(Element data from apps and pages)
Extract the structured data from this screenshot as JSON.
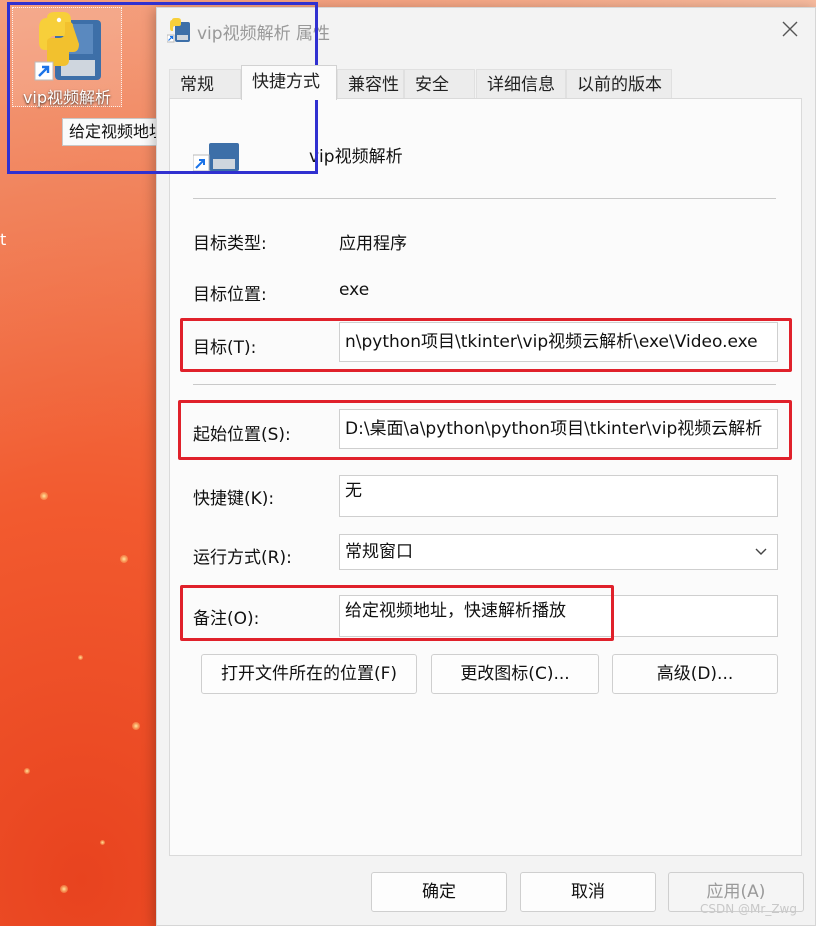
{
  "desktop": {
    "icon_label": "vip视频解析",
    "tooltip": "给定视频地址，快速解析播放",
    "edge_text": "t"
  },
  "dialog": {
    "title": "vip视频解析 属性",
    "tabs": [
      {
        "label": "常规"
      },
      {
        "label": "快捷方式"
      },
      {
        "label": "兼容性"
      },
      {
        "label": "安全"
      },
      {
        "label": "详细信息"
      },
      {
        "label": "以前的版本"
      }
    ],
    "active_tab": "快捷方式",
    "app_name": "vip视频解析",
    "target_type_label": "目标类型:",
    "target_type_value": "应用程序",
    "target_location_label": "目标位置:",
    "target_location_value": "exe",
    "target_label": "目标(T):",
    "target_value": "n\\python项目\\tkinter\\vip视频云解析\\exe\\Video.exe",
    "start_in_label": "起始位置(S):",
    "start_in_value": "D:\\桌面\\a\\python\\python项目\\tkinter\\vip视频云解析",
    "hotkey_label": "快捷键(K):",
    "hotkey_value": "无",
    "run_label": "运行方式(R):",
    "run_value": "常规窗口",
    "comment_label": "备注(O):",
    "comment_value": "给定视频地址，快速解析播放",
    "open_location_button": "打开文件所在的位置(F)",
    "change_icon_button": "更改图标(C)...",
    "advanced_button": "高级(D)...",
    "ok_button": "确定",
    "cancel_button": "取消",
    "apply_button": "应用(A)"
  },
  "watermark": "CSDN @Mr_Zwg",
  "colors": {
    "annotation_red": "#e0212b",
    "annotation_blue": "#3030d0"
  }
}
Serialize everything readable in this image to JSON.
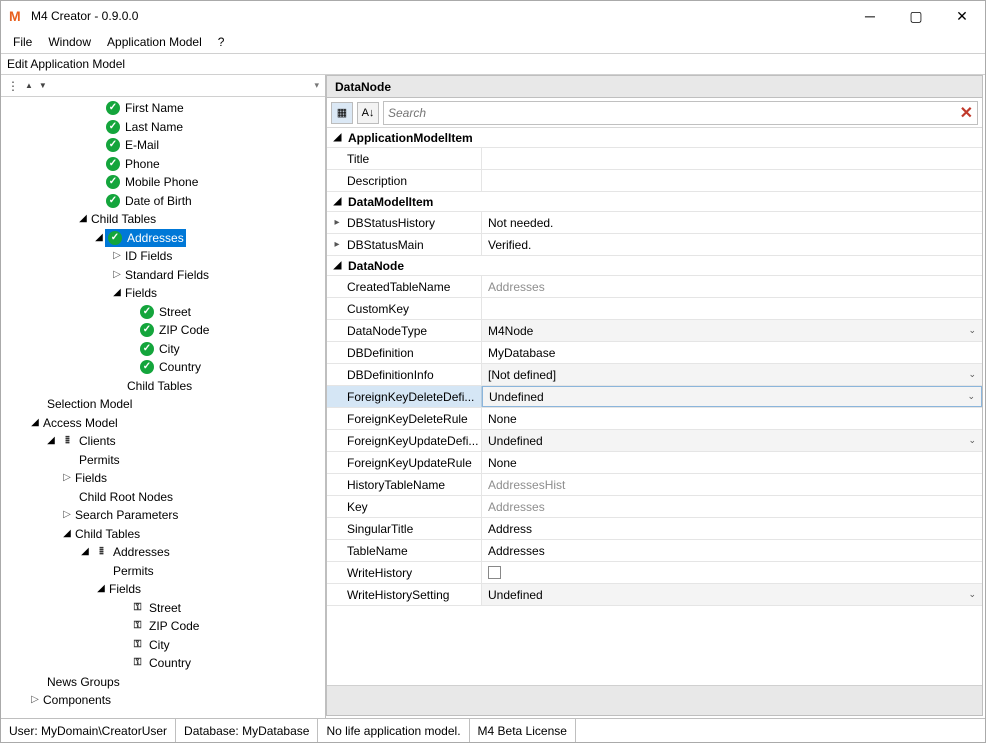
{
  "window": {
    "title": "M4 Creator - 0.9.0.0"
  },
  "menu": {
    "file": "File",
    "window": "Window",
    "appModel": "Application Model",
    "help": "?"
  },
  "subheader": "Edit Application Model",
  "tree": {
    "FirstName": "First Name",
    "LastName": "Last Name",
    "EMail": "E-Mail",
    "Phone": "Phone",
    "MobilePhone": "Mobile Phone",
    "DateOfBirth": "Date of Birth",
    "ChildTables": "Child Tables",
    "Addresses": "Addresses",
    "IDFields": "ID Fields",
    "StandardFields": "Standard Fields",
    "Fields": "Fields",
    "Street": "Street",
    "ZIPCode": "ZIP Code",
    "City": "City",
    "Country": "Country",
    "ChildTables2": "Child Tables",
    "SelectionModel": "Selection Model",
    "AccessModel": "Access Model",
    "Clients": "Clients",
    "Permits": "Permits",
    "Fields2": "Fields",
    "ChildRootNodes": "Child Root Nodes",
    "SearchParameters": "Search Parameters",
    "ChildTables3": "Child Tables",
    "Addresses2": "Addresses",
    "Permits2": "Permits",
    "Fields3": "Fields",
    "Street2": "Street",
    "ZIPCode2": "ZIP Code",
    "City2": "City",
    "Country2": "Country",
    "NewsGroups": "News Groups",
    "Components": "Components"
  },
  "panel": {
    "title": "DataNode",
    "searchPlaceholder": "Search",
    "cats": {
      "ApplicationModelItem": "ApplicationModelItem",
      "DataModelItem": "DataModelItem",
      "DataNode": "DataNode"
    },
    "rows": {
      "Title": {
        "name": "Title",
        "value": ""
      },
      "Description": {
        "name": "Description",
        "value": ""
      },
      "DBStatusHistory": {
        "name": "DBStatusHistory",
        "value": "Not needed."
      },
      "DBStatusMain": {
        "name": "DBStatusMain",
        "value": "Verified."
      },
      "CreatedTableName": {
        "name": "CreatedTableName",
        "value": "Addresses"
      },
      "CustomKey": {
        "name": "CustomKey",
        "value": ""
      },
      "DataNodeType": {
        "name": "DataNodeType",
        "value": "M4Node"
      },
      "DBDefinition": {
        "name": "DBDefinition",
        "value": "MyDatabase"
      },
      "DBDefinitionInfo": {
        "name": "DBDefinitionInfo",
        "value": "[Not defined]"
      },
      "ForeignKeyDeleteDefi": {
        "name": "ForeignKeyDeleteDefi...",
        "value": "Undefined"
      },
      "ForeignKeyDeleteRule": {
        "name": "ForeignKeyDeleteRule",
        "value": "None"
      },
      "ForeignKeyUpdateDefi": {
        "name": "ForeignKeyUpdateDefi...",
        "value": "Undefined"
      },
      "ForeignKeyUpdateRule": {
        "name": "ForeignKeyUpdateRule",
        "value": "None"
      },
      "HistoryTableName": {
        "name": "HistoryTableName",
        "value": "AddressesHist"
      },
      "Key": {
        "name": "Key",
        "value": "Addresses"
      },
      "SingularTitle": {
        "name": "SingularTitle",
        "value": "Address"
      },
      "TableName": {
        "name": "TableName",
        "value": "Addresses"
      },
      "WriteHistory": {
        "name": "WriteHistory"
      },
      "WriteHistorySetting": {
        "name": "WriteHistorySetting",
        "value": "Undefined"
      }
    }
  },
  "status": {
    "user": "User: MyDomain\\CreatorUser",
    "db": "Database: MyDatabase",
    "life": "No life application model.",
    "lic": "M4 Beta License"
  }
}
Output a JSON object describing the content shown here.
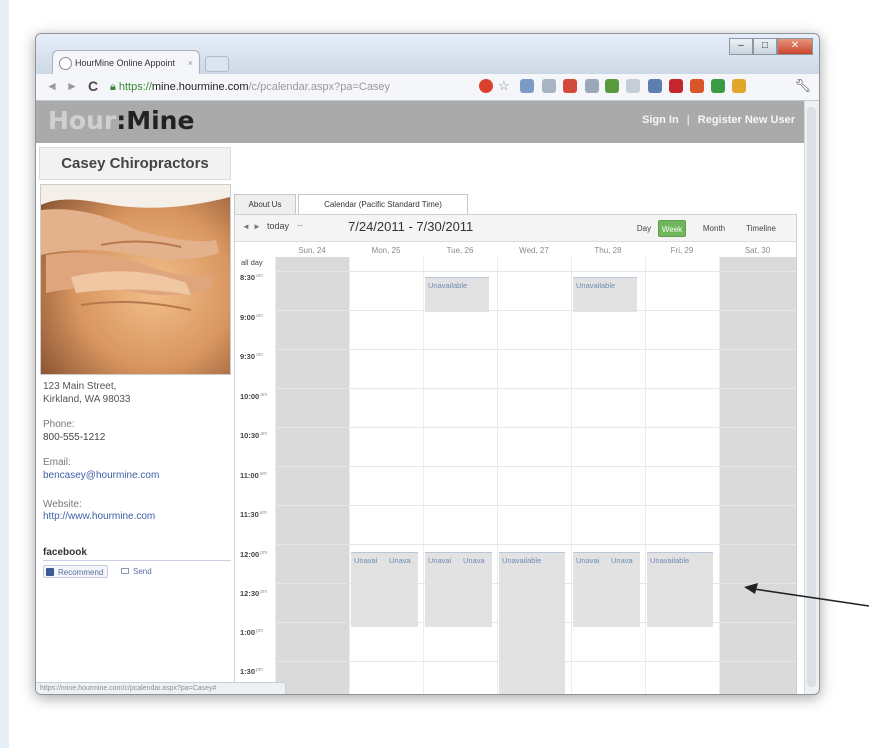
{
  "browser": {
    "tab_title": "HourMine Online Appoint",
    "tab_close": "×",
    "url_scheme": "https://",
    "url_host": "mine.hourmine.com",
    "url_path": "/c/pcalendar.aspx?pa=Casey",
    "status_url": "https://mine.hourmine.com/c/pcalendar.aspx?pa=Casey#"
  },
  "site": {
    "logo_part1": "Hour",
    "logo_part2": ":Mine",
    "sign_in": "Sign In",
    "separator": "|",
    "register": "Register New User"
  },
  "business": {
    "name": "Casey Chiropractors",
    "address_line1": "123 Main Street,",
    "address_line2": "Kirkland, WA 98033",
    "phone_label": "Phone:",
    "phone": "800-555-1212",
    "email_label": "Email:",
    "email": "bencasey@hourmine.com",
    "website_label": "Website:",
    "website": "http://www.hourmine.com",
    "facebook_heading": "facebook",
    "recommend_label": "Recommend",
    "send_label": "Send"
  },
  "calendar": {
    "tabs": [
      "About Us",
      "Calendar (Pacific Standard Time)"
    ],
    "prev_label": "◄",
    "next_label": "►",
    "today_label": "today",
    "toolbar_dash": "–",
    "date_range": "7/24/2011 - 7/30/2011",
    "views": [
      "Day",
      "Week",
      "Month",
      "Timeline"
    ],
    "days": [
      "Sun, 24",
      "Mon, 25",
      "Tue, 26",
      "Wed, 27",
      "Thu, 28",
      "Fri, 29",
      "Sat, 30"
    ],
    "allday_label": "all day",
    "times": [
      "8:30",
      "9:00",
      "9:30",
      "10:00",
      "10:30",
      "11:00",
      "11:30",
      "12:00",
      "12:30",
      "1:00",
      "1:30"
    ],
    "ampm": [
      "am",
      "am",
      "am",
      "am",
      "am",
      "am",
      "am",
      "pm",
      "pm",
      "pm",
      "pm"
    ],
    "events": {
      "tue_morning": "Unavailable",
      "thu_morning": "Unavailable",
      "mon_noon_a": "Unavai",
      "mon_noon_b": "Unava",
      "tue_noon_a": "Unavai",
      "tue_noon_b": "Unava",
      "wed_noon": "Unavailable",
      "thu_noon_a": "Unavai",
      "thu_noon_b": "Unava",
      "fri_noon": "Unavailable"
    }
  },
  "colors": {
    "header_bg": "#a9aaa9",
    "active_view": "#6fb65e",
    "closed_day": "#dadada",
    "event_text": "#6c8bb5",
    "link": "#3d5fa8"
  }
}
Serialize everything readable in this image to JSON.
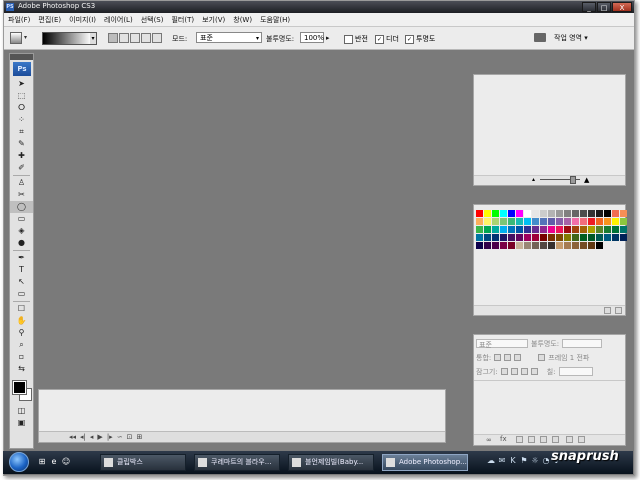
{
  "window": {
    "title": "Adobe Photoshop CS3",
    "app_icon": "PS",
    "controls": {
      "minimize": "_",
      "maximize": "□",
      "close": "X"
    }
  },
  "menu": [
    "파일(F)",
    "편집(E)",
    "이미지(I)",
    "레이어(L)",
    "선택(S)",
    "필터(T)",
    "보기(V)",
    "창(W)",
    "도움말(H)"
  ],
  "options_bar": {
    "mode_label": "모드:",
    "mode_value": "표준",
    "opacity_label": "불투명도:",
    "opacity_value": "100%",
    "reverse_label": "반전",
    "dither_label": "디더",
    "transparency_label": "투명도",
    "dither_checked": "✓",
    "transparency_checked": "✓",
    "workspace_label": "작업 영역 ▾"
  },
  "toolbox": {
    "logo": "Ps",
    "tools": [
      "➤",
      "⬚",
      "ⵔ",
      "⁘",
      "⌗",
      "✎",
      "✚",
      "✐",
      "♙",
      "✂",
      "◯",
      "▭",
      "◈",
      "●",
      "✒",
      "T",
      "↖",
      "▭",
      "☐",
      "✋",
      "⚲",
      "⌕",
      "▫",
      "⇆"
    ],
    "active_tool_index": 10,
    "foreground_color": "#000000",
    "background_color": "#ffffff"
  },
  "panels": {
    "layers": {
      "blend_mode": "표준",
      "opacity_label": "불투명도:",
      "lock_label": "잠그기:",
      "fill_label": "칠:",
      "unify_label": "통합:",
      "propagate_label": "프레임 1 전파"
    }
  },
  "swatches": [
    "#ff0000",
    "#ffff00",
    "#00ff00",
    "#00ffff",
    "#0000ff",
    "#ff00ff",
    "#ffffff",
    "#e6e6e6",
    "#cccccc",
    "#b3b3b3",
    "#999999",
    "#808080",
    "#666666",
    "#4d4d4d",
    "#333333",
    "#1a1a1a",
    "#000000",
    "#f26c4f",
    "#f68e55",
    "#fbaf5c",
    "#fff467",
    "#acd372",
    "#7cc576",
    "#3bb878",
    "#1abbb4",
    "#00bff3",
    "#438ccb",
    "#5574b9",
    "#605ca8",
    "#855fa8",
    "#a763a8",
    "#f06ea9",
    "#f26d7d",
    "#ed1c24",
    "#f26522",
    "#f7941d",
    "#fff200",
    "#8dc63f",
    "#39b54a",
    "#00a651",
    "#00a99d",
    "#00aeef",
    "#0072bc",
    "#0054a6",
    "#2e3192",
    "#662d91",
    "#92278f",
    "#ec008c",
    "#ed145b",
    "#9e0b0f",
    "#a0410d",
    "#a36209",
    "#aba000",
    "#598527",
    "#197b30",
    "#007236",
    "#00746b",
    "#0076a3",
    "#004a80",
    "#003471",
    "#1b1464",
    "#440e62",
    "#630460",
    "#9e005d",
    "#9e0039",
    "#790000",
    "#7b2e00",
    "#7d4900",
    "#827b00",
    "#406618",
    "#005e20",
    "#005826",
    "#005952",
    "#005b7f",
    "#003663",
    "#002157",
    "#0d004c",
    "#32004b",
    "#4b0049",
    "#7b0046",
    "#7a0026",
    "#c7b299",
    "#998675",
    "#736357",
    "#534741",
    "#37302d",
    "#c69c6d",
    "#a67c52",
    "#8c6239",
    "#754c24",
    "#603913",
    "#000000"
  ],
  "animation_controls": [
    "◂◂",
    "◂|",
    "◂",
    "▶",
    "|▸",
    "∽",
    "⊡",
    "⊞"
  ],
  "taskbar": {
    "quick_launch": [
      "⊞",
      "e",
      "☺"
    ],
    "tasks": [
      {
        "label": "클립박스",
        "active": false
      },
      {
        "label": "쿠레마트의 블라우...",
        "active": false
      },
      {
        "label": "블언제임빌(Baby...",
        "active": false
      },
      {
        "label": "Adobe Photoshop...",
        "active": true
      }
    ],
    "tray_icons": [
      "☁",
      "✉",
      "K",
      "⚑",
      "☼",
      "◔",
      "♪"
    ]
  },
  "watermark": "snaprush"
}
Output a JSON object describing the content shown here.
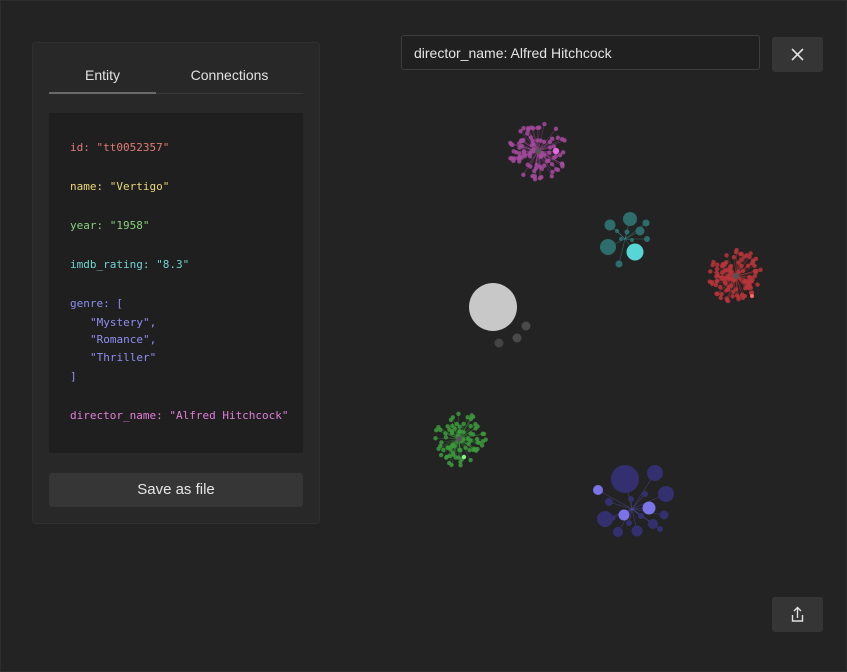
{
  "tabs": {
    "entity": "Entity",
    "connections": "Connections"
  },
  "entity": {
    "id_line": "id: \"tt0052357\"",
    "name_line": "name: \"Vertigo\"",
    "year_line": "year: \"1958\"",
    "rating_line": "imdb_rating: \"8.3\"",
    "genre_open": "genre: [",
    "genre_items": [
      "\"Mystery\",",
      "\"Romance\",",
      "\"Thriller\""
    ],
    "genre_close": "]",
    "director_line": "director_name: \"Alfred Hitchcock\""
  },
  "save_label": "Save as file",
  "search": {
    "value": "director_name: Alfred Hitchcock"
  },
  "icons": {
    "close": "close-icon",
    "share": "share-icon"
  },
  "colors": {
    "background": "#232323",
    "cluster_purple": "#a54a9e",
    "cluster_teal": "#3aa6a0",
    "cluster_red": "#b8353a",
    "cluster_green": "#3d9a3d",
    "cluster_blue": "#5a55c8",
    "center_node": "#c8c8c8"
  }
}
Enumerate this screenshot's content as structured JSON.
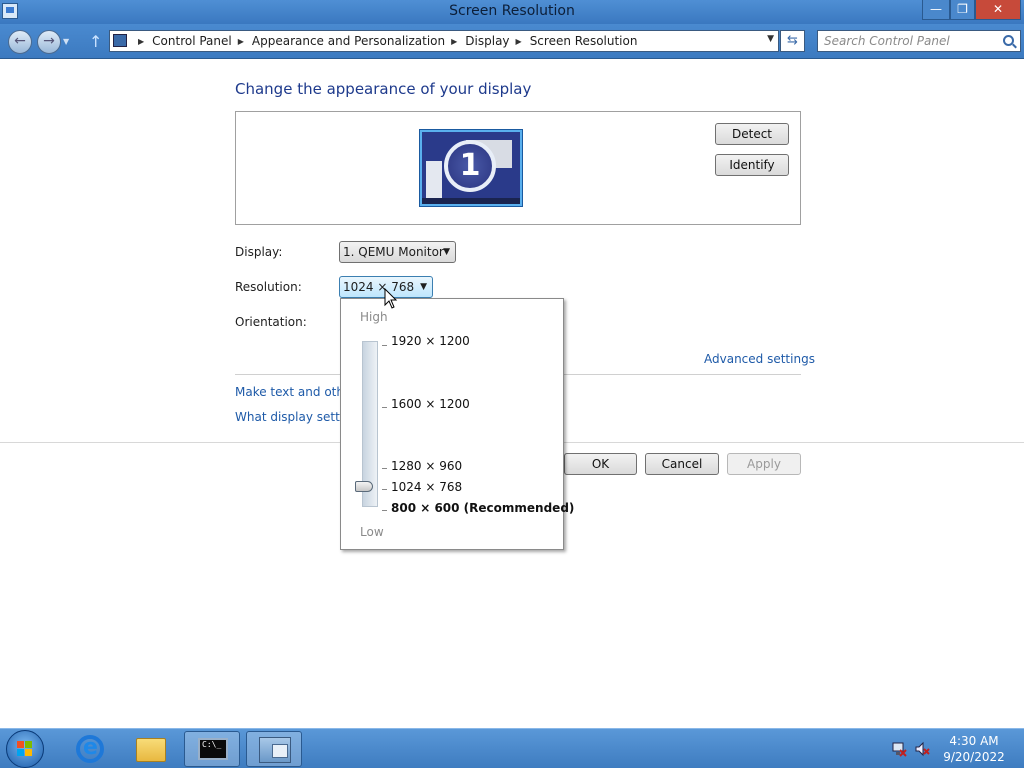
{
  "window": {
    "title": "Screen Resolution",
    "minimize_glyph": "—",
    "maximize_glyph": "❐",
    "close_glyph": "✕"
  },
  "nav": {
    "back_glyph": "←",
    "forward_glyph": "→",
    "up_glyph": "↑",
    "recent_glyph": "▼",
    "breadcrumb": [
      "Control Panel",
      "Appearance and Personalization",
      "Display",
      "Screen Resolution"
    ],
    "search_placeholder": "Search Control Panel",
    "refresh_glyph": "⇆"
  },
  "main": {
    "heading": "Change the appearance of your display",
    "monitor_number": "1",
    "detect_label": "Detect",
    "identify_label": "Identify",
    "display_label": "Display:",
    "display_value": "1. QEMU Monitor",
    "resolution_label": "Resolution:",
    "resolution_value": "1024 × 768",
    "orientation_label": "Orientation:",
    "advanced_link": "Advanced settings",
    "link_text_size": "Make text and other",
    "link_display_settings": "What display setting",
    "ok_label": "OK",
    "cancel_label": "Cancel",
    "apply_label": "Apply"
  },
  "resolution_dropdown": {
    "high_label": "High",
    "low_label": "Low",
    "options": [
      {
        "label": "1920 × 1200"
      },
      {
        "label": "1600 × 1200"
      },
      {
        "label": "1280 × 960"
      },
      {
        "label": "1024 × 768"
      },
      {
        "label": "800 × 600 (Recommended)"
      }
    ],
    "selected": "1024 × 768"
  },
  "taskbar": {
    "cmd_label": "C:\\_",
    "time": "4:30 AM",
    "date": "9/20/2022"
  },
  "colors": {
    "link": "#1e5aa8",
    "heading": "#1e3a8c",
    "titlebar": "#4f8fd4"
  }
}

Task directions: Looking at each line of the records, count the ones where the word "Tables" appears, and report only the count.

Response: 3